One year after the South Korean-based computer giant Samsung handed over $548 million to American rival Apple in a bitter, long-running patent rights battle, the Supreme Court on Tuesday unanimously gave Samsung a chance to get back at least some of that money.
Lyle Denniston, Constitution Daily’s Supreme Court correspondent, was at Monday’s two-hour Supreme Court arguments about voting districts and race, where the eight Justices sought to make progress on an elusive issue.
On the 151st anniversary of the constitutional amendment that officially ended slavery in the United States, scholars Jamal Greene and Jennifer Mason McAward explain the Thirteenth Amendment’s broad implications.
A few years ago, a group of Iowa Republicans claimed the legitimate 13th Amendment to the Constitution was “missing.” The debate is part of an historical detective story with some surprising twists that is still taking place.
On December 6, 1865, the 13th Amendment was ratified after the state of Georgia approved the amendment as it was proposed to the states by Congress.
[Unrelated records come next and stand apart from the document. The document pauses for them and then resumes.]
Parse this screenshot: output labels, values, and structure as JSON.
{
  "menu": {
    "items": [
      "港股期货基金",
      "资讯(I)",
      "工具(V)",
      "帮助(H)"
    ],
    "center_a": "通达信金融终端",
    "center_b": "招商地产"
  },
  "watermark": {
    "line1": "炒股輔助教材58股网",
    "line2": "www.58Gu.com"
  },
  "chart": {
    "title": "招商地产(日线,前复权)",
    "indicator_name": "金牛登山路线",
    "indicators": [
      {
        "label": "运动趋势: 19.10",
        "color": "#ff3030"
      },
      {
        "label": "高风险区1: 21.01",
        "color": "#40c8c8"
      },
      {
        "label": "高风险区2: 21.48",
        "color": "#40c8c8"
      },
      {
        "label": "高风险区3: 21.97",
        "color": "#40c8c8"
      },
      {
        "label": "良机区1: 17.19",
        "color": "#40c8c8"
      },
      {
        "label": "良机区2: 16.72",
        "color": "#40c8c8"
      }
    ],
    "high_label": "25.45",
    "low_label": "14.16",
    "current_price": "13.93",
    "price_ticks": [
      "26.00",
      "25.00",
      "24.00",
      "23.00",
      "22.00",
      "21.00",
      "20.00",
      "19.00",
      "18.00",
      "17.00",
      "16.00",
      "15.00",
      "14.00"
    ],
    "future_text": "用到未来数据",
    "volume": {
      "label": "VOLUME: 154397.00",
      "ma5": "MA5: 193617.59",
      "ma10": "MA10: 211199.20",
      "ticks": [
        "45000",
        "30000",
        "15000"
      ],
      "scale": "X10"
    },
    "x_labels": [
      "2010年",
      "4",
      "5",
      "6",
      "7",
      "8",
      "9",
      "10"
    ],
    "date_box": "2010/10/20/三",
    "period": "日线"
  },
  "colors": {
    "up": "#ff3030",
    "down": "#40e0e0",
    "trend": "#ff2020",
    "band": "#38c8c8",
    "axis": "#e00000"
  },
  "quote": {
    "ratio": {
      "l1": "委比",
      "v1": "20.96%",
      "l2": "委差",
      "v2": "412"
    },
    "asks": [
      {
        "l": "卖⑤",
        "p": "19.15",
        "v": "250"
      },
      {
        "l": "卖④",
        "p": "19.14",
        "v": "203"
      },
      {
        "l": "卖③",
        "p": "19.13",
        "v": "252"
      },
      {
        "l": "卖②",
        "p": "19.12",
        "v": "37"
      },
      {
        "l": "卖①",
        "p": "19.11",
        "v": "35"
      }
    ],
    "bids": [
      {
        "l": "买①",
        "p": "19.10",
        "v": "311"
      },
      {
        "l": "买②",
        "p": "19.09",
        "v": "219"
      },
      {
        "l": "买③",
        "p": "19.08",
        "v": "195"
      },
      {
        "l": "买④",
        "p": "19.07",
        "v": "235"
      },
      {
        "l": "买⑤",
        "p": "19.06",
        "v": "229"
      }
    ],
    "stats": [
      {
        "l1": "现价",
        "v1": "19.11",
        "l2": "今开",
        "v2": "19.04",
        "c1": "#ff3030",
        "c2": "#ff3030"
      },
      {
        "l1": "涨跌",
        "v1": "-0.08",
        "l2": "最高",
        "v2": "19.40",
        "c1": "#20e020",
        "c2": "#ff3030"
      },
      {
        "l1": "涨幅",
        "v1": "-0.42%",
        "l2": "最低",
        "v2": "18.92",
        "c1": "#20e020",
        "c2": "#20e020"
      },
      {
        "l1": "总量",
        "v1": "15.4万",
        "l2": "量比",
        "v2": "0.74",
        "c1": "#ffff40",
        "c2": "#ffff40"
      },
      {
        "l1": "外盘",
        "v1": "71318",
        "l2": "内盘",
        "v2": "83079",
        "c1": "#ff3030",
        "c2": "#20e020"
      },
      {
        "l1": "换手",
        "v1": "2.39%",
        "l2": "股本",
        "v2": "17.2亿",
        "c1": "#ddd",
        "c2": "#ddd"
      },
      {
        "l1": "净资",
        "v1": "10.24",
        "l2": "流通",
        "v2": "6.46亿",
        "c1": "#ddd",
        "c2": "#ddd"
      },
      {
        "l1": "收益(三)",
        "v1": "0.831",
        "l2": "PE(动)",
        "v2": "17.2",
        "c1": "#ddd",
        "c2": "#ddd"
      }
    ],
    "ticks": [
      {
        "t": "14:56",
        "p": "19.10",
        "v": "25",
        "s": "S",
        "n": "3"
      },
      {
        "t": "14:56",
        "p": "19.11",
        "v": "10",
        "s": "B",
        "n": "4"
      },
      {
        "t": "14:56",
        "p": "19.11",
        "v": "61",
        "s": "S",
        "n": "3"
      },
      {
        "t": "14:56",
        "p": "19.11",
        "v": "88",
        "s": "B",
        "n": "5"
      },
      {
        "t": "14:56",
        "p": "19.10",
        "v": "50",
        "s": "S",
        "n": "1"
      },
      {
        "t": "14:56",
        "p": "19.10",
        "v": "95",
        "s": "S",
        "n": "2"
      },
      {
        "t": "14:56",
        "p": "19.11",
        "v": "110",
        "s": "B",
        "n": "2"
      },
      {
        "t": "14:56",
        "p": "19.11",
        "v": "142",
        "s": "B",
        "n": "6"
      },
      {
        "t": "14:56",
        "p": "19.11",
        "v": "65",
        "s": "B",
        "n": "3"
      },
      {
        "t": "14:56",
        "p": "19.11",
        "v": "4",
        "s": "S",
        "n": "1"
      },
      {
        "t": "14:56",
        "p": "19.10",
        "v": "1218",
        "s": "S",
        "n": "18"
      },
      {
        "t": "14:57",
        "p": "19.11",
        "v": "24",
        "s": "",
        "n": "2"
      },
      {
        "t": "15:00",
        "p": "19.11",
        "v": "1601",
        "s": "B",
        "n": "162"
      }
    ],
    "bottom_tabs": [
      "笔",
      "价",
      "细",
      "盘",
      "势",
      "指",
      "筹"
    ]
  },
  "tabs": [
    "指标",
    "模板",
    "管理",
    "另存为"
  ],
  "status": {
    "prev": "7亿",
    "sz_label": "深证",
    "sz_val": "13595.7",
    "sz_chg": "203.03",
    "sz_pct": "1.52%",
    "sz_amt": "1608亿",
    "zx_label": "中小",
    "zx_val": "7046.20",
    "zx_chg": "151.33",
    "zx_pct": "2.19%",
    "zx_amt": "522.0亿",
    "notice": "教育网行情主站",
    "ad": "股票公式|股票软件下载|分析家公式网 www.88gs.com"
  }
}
That act officially ended the practice of slavery in the United States.
Green Party presidential candidate Jill Stein has filed a last-ditch effort for a Pennsylvania recount in federal court, and her hopes are riding three constitutional arguments.
Randall Kennedy, professor of law at Harvard University, Dr. Julianne Malveaux, president emerita of Bennett College, and others explore the history of Black Lives Matter and its parallels with past civil rights movements.
On December 5, 1933, three states voted to repeal Prohibition, putting the ratification of the 21st Amendment into place. But did Prohibition really end on that fateful day?
On Martin Van Buren’s birthday, Constitution Daily looks at the man who helped to create our modern two-party political system, well before he became eighth President.
On Martin Van Buren’s birthday today, Constitution Daily wants your opinion on which historic president sported the best facial hair ever.